Thunder in the Night


The Lord hath comforted his people (Mosiah 12:23).

“Sammy, it’s time to leave!” Mom called.

Sammy closed his book about spiders, put it in his backpack, and raced to the car. He had been waiting all week for his family’s camping trip. As they drove along, he could hear his parents talking in the front seat.

“The weather report said we might have a thunderstorm in the next day or two,” Dad said to Mom.

“Does that mean lightning?” Sammy asked. Suddenly he wasn’t so excited about camping.

“There might be a little rain,” Dad explained. “But we’ll be careful. We can always get in our car if there’s any lightning.”

Sammy didn’t feel much better. He loved reading about bugs, volcanoes, and even lightning, but all those things were much less scary on the pages of a book than in real life.

At the campsite, Sammy quickly forgot his fears. He played with his brothers, helped Dad set up the tent, and watched the campfire crackle to life. He went hiking, played games, and roasted lots of marshmallows.

On the last night of the camping trip, Sammy looked up at thousands of stars spread across the sky. A cold wind made him shiver, so he ran inside the tent, snuggled into his sleeping bag, and quickly fell asleep. A few hours later, a loud boom made him jump. Thunder! He ran to the tent door and tried to unzip it.

“Sammy, stay here!” Mom said.

“But, Mom, shouldn’t we go get in our car?” Sammy asked. His knees felt wobbly, and he let Mom pull him onto her lap.

“There are a lot of trees and a big open meadow between us and the car,” Mom said. “I think we’re safer here in the tent for now.”

Sammy started to cry. A bright flash lit up the tent, and then came the crashing thunder. Mom held Sammy close. “The storm will be over soon,” she said. “Let’s ask Heavenly Father to help you not be afraid.”

Sammy slid onto his knees on the hard, bumpy ground.

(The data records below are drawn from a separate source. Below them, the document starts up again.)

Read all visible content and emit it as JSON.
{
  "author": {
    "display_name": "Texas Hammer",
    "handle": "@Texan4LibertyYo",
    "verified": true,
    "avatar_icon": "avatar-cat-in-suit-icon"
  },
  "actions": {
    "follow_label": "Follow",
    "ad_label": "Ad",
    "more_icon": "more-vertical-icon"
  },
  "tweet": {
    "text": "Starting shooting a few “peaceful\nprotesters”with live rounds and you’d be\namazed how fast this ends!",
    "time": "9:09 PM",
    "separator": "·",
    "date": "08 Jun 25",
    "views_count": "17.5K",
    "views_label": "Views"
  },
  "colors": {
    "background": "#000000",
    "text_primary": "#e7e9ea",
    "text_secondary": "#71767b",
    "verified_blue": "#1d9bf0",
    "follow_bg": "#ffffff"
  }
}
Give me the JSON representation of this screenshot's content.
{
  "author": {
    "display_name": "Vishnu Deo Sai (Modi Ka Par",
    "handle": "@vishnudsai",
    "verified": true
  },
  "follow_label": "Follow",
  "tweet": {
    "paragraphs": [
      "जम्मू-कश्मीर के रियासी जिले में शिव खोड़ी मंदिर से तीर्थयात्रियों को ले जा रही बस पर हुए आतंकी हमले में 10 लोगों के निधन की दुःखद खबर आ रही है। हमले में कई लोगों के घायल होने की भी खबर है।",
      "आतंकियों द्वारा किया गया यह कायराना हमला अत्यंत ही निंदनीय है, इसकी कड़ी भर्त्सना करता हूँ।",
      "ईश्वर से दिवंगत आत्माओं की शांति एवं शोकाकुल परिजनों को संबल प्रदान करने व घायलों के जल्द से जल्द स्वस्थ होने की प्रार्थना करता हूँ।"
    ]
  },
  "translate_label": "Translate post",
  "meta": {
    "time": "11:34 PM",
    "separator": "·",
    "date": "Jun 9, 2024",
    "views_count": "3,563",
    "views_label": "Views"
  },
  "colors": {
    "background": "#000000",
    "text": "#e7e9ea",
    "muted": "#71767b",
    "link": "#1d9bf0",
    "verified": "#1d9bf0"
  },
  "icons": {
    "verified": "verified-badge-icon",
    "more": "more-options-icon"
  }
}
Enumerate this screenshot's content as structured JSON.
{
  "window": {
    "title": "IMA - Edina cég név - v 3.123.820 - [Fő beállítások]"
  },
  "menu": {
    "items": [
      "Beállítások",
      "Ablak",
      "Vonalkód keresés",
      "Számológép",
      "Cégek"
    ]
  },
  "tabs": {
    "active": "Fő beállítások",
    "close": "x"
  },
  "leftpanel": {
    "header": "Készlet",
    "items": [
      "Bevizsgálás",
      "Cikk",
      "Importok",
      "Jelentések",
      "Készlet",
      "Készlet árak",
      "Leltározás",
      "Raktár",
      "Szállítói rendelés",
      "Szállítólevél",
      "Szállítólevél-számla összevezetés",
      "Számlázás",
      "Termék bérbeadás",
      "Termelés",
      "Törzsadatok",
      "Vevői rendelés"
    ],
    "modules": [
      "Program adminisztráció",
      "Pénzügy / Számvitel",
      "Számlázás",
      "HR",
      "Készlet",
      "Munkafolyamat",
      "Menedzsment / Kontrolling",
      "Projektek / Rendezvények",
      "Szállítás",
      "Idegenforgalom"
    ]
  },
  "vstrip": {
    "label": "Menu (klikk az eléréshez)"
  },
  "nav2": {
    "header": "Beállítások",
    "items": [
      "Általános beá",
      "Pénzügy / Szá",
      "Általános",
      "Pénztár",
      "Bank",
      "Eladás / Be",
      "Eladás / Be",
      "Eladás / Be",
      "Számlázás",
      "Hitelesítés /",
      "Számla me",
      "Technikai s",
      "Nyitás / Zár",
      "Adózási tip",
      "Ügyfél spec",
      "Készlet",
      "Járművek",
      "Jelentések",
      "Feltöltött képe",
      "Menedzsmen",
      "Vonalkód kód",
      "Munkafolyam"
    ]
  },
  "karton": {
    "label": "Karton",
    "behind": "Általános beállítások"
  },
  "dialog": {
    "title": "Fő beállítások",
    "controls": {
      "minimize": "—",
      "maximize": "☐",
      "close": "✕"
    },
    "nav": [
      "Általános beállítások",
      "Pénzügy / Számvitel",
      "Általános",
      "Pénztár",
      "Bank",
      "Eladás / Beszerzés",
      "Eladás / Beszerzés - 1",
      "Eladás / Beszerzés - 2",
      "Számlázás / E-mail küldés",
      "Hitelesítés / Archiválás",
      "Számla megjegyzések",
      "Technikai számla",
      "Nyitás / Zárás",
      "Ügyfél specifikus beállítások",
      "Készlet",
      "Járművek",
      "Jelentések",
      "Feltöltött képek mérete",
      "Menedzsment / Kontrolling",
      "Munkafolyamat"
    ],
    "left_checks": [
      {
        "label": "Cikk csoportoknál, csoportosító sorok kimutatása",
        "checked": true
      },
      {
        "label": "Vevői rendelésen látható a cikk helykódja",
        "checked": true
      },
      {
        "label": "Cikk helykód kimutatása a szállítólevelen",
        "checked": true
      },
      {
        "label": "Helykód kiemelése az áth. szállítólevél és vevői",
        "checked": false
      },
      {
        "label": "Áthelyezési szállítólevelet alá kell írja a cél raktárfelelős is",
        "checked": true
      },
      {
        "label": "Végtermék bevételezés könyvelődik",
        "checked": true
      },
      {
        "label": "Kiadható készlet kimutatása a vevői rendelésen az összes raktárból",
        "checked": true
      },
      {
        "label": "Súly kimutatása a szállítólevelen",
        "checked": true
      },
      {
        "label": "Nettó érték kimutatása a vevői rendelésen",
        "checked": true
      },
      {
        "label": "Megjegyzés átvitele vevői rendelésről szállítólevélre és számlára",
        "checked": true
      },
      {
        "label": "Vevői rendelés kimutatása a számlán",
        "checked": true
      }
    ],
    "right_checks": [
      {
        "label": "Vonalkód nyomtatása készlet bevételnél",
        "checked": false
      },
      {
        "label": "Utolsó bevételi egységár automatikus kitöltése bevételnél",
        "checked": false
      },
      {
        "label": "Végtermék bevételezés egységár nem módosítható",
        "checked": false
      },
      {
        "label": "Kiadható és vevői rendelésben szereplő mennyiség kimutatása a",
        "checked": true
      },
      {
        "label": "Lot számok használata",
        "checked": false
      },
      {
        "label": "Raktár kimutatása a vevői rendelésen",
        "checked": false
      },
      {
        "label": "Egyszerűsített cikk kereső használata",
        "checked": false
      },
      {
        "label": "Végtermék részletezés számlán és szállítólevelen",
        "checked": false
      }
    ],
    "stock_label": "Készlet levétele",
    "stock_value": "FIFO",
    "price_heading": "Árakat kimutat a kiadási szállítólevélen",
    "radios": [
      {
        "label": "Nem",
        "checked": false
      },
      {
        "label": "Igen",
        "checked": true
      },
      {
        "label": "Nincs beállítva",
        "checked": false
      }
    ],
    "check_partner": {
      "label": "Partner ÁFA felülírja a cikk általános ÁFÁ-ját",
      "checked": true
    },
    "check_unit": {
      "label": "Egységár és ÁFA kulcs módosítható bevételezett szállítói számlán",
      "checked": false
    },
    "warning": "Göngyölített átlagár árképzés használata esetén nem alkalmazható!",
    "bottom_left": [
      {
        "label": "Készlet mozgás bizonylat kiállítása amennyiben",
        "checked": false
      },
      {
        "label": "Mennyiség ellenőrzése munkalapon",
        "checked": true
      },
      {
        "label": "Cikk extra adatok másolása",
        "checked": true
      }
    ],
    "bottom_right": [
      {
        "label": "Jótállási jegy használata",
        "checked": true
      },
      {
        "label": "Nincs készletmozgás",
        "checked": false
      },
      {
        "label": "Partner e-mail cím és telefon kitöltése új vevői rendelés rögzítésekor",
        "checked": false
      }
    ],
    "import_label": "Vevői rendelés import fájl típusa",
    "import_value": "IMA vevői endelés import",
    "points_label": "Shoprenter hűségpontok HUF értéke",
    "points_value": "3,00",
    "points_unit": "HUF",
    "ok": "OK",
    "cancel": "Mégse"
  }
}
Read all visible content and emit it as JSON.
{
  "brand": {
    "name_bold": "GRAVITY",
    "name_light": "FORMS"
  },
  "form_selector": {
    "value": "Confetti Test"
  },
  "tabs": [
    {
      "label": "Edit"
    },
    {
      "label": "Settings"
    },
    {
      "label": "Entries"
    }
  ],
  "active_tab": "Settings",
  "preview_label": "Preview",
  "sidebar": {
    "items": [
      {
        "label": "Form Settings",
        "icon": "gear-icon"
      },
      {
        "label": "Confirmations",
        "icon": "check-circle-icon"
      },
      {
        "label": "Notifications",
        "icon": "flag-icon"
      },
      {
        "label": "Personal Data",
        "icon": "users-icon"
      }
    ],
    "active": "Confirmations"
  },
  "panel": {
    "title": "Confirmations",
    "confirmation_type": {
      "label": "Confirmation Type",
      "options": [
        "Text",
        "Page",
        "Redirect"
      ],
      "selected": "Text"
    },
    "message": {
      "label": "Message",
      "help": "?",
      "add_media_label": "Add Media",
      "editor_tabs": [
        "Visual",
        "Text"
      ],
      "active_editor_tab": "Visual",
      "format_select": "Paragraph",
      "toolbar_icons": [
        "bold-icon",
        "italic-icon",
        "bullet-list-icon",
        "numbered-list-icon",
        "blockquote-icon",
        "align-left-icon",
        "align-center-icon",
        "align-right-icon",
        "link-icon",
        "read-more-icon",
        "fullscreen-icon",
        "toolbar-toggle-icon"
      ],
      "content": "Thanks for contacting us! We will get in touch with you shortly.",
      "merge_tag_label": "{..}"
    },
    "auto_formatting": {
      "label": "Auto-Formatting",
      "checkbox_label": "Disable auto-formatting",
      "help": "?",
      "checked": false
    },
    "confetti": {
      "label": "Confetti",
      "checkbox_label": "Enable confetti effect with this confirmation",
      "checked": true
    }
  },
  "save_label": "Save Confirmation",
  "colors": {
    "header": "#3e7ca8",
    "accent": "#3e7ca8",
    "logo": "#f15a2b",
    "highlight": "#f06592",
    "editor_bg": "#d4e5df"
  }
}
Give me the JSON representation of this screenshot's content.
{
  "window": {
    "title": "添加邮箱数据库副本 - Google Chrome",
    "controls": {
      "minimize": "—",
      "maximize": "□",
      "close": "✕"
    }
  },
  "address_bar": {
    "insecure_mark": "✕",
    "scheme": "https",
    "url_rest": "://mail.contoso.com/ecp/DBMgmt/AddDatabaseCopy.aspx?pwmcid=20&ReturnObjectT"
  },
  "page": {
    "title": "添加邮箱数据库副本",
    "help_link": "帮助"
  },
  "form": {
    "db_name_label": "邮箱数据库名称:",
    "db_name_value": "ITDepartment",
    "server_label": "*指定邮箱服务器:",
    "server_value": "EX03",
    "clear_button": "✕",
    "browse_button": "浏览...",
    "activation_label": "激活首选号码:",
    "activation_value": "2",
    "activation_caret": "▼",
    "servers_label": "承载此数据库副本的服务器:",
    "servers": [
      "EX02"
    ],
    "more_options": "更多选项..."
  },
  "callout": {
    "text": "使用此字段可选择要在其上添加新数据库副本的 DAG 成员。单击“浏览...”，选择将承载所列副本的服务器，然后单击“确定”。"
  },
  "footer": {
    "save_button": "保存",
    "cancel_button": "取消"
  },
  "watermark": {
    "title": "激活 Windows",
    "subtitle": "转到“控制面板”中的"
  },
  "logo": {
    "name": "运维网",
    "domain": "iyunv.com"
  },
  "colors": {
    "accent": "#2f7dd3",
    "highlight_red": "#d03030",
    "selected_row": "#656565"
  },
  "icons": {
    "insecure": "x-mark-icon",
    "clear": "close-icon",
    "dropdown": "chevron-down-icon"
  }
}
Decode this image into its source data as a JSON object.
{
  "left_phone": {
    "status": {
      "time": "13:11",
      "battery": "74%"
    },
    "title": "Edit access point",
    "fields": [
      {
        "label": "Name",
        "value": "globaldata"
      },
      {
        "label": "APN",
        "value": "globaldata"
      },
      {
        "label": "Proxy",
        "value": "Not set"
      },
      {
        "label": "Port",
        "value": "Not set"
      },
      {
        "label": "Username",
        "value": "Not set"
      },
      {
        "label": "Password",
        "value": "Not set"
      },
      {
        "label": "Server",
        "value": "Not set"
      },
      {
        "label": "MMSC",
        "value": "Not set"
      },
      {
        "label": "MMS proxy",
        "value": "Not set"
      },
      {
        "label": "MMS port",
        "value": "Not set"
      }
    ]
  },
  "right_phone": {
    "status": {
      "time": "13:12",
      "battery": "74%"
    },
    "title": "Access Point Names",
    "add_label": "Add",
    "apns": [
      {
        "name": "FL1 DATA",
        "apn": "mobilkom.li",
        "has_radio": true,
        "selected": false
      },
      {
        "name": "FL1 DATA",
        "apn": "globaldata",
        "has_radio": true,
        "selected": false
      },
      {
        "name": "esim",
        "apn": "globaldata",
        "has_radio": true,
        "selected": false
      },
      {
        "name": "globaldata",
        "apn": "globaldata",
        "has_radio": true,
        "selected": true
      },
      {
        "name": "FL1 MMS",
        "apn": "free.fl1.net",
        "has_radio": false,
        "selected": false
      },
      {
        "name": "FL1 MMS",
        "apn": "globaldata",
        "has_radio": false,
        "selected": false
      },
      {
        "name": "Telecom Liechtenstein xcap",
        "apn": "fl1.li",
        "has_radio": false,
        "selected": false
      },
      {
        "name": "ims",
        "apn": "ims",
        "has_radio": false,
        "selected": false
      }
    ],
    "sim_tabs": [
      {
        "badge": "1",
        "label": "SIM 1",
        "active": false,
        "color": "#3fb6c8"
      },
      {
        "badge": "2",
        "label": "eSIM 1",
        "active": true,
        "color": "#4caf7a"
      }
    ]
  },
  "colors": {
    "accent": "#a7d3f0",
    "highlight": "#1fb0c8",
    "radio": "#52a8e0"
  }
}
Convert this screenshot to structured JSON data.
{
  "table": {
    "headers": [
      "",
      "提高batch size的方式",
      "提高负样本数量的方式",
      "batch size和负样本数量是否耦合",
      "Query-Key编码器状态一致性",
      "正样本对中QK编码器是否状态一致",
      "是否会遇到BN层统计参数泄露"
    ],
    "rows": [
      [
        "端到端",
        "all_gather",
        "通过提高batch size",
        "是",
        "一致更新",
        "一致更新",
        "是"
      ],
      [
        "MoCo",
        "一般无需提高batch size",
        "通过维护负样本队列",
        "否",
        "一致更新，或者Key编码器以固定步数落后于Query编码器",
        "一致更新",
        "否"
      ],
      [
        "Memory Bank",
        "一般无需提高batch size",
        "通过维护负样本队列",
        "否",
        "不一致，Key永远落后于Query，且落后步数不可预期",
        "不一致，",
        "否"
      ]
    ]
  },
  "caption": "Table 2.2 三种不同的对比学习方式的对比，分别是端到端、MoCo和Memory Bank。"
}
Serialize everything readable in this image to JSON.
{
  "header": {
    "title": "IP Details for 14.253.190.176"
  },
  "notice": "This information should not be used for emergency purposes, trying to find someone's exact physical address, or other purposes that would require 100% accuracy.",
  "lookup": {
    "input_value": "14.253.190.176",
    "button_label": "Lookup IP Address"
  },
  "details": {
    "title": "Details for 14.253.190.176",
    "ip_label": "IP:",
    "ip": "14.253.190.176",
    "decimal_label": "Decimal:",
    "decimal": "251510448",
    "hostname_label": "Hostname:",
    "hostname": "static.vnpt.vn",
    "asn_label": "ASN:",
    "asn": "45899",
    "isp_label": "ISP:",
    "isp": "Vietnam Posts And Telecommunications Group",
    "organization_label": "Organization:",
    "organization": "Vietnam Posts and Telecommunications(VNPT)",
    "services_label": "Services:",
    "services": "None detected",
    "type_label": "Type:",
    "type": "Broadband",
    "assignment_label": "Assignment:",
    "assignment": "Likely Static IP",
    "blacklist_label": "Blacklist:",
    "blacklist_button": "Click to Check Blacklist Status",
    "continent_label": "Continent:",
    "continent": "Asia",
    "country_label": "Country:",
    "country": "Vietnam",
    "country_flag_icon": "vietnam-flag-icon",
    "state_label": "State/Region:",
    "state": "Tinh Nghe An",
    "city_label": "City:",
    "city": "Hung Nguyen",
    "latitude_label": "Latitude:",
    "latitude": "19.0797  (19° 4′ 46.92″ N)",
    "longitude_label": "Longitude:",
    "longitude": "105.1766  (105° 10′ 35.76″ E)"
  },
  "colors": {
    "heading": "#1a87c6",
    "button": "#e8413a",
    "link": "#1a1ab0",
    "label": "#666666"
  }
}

The lightning flashed again, followed by more thunder. “Please help me feel better and not be afraid. Please bless the wind to blow the clouds away so the lightning will stop,” Sammy prayed.

He ended his prayer and got back into Mom’s arms. She held him while they listened to the wind and the rain. Slowly, his shivering and crying stopped.

He jumped when the lightning flared again, but the thunder was much quieter this time. “It’s farther away, Mom!” he whispered.

The raindrops were slowing down too. It was several minutes before lightning lit up the tent again, and it was already so far away that they couldn’t hear the thunder.

“Heavenly Father answered your prayer,” Mom said.

Sammy smiled in the dark. He still felt a little nervous about the lightning, but he was warm throughout his whole body. His prayer had been answered. The storm was blowing away, and he was safe. Best of all, he knew Heavenly Father loved him and was listening to his prayers, even in the middle of the night when he was far away from home.

Illustration by Ben Simonsen